→ Dataset rows describing interfaces
※ ※ ※
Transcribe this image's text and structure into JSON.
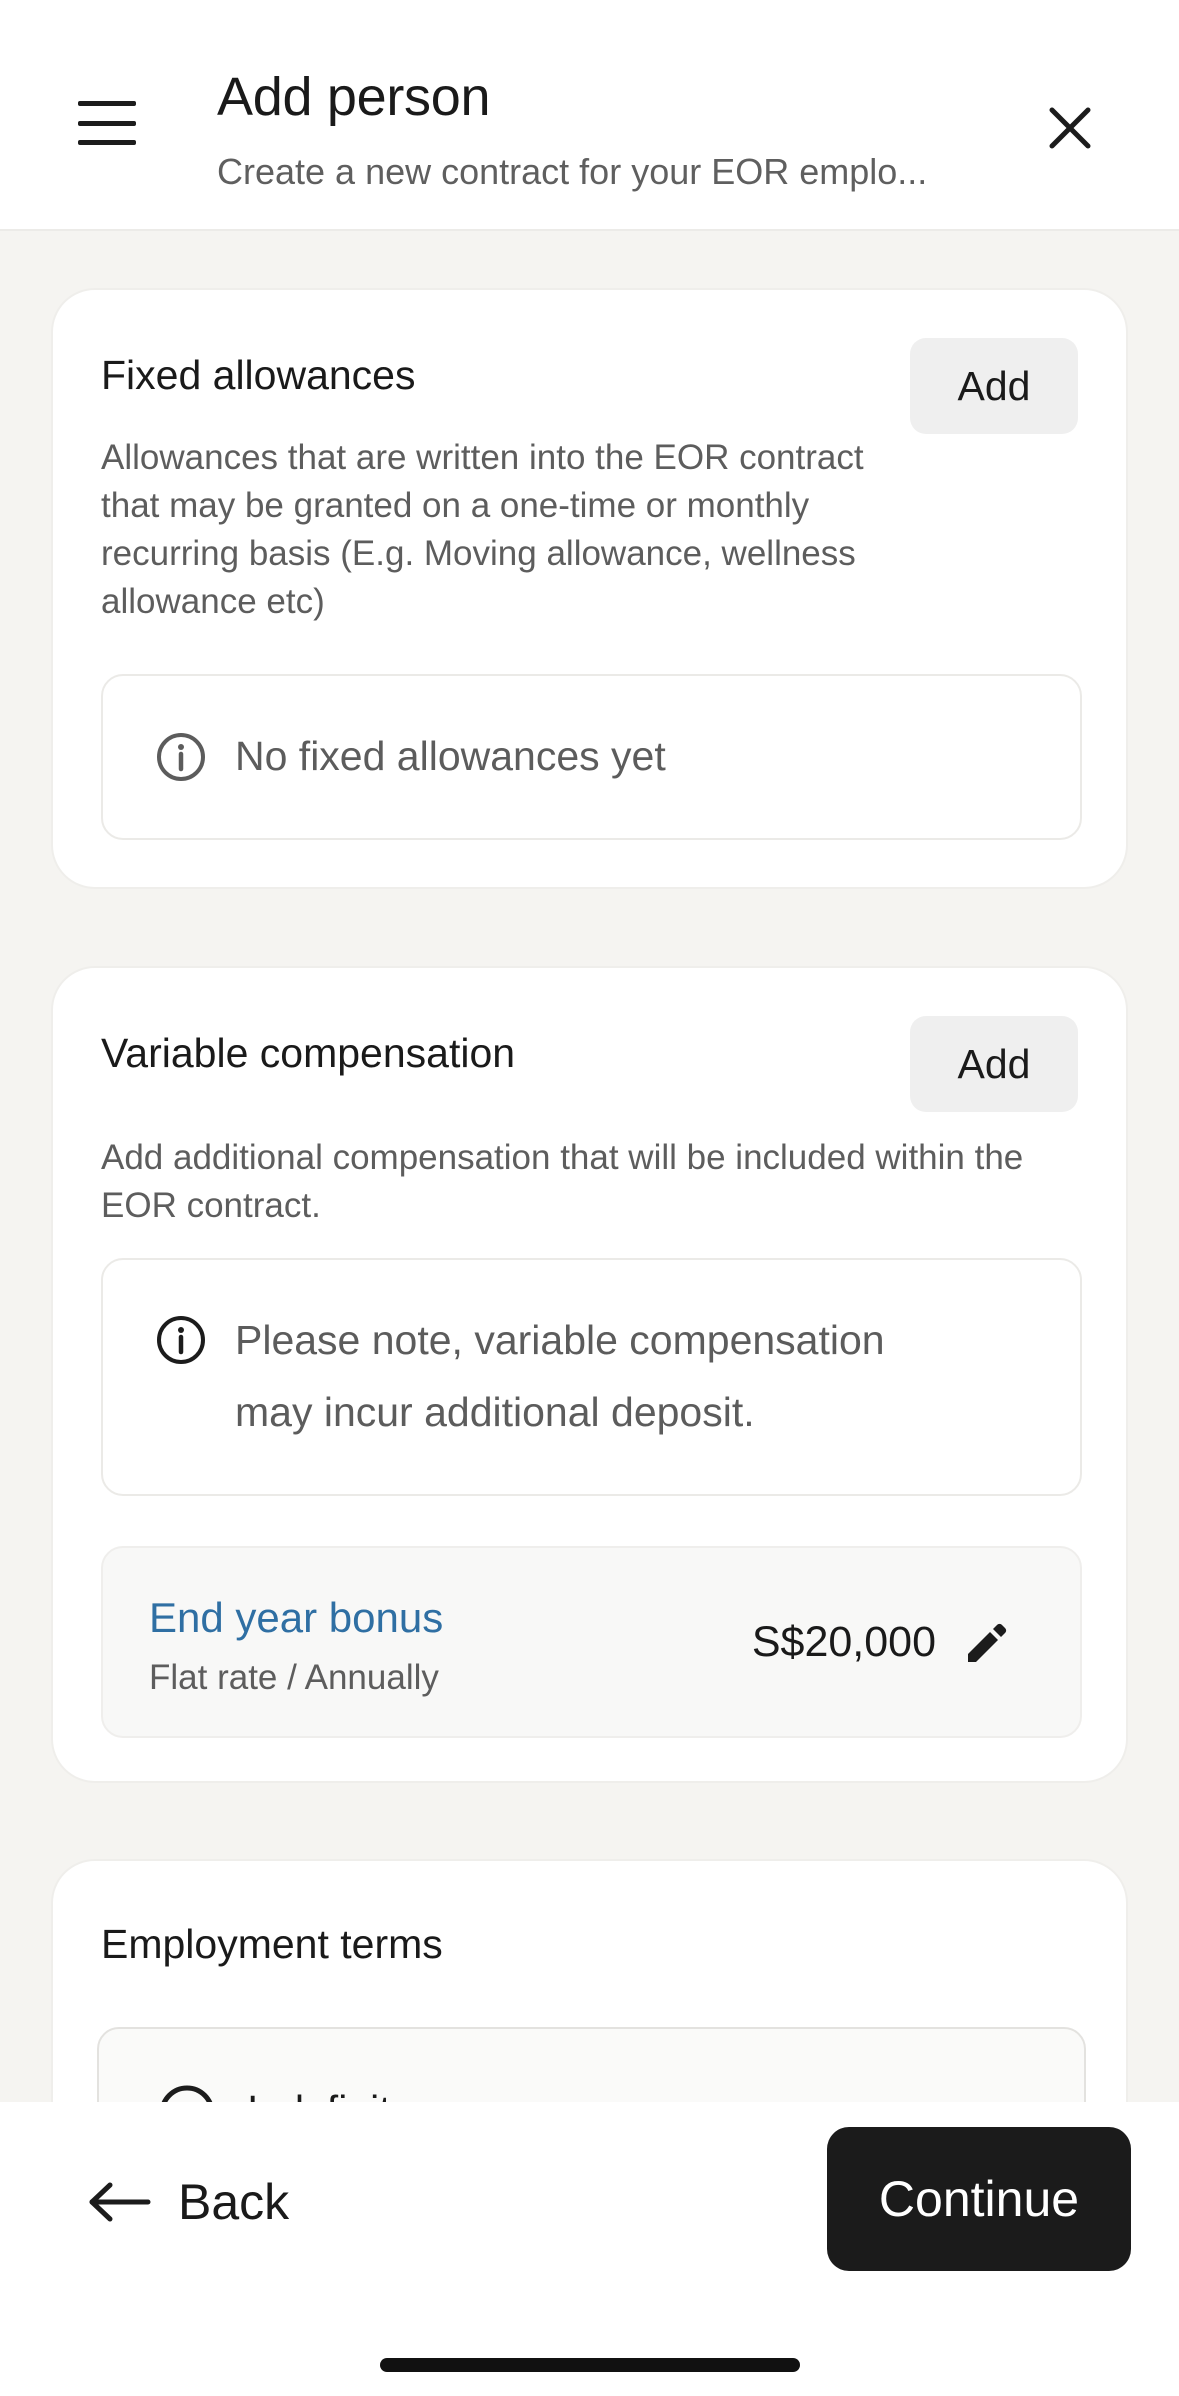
{
  "header": {
    "title": "Add person",
    "subtitle": "Create a new contract for your EOR emplo..."
  },
  "fixed_allowances": {
    "title": "Fixed allowances",
    "add_label": "Add",
    "description": "Allowances that are written into the EOR contract that may be granted on a one-time or monthly recurring basis (E.g. Moving allowance, wellness allowance etc)",
    "empty_text": "No fixed allowances yet"
  },
  "variable_compensation": {
    "title": "Variable compensation",
    "add_label": "Add",
    "description": "Add additional compensation that will be included within the EOR contract.",
    "note_line1": "Please note, variable compensation",
    "note_line2": "may incur additional deposit.",
    "items": [
      {
        "name": "End year bonus",
        "meta": "Flat rate / Annually",
        "amount": "S$20,000"
      }
    ]
  },
  "employment_terms": {
    "title": "Employment terms",
    "option_label": "Indefinite"
  },
  "footer": {
    "back_label": "Back",
    "continue_label": "Continue"
  },
  "colors": {
    "accent_link": "#2f6fa3",
    "primary_button": "#1b1b1b",
    "page_background": "#f5f4f1"
  },
  "icons": {
    "menu": "hamburger-menu-icon",
    "close": "close-icon",
    "info": "info-circle-icon",
    "edit": "pencil-icon",
    "back": "arrow-left-icon",
    "radio": "radio-icon"
  }
}
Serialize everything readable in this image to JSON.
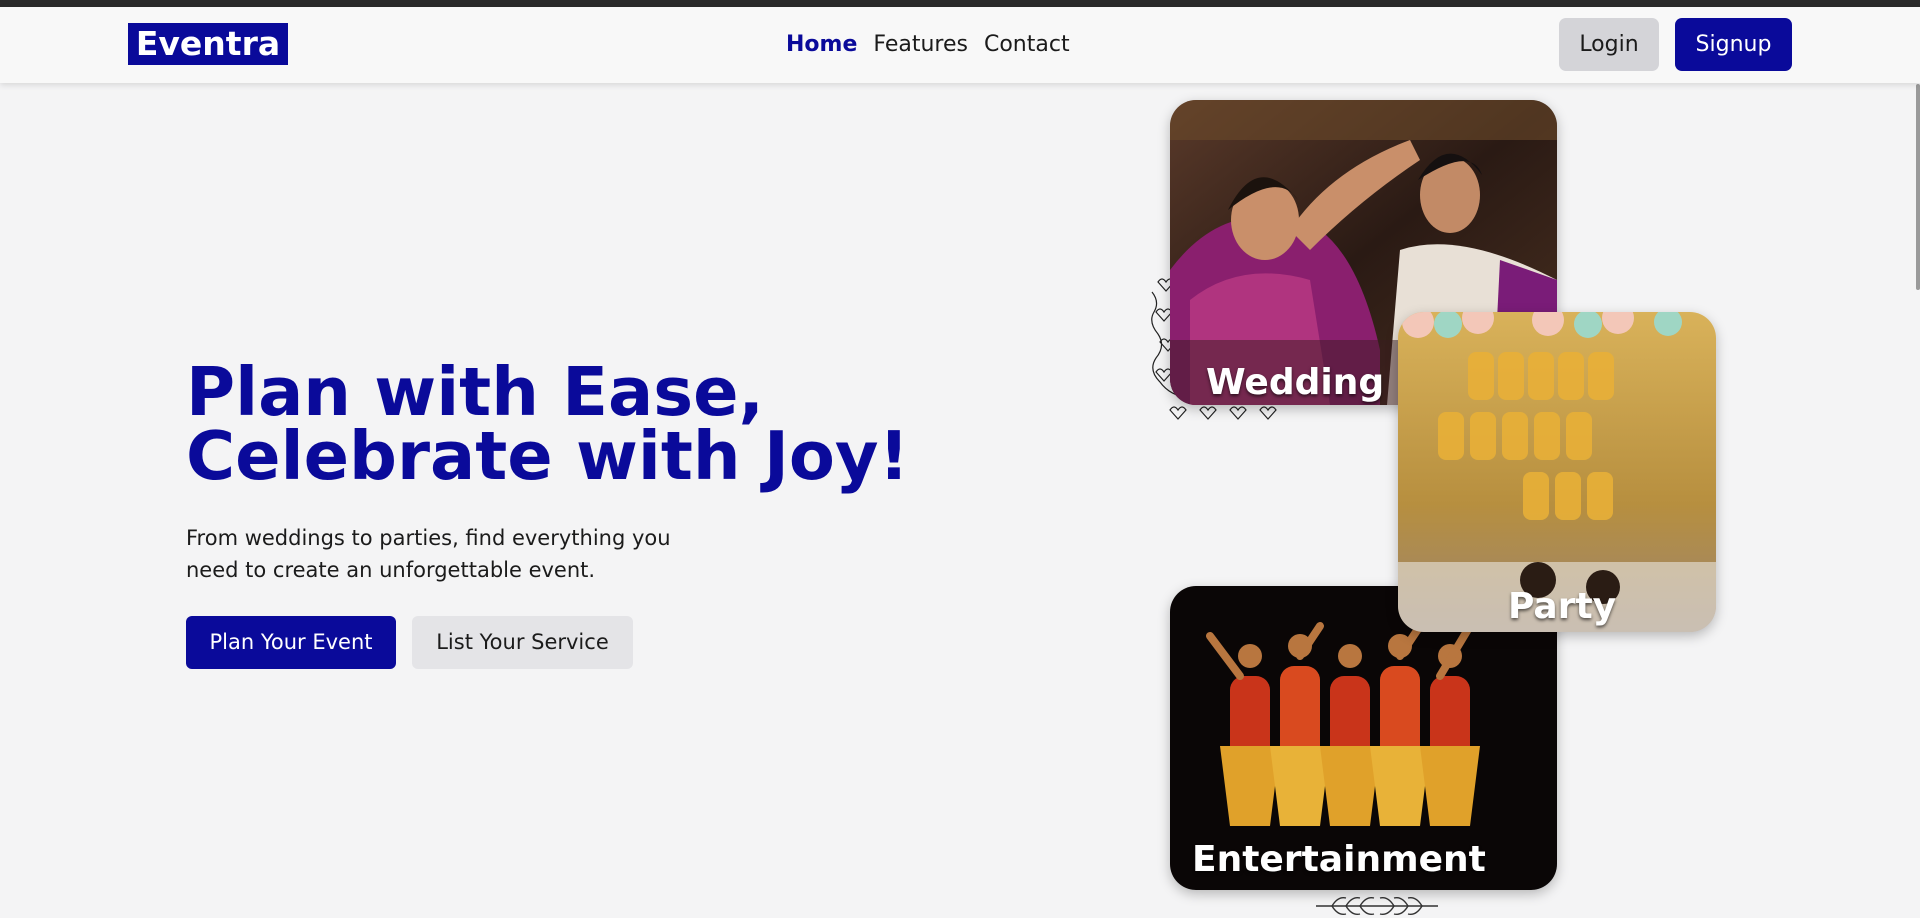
{
  "brand": {
    "logo_text": "Eventra",
    "accent_color": "#0a0a9a"
  },
  "nav": {
    "links": [
      {
        "label": "Home",
        "active": true
      },
      {
        "label": "Features",
        "active": false
      },
      {
        "label": "Contact",
        "active": false
      }
    ],
    "login_label": "Login",
    "signup_label": "Signup"
  },
  "hero": {
    "title_line1": "Plan with Ease,",
    "title_line2": "Celebrate with Joy!",
    "subtitle": "From weddings to parties, find everything you need to create an unforgettable event.",
    "primary_button": "Plan Your Event",
    "secondary_button": "List Your Service"
  },
  "cards": [
    {
      "label": "Wedding",
      "image": "wedding-ceremony-photo"
    },
    {
      "label": "Party",
      "image": "birthday-party-balloons-photo"
    },
    {
      "label": "Entertainment",
      "image": "classical-dance-troupe-photo"
    }
  ]
}
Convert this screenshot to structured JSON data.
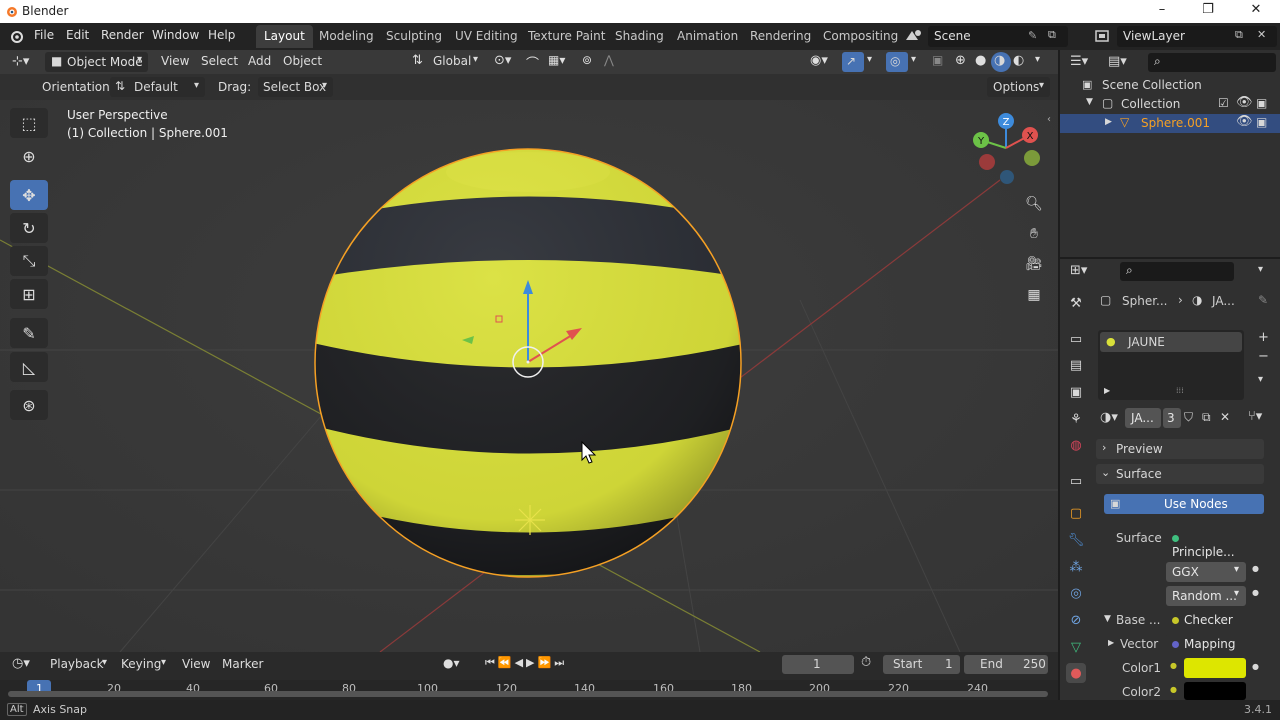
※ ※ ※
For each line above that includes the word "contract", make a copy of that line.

    "subtitle": "Create a new contract for your EOR emplo..."
    "description": "Allowances that are written into the EOR contract that may be granted on a one-time or monthly recurring basis (E.g. Moving allowance, wellness allowance etc)",
    "description": "Add additional compensation that will be included within the EOR contract.",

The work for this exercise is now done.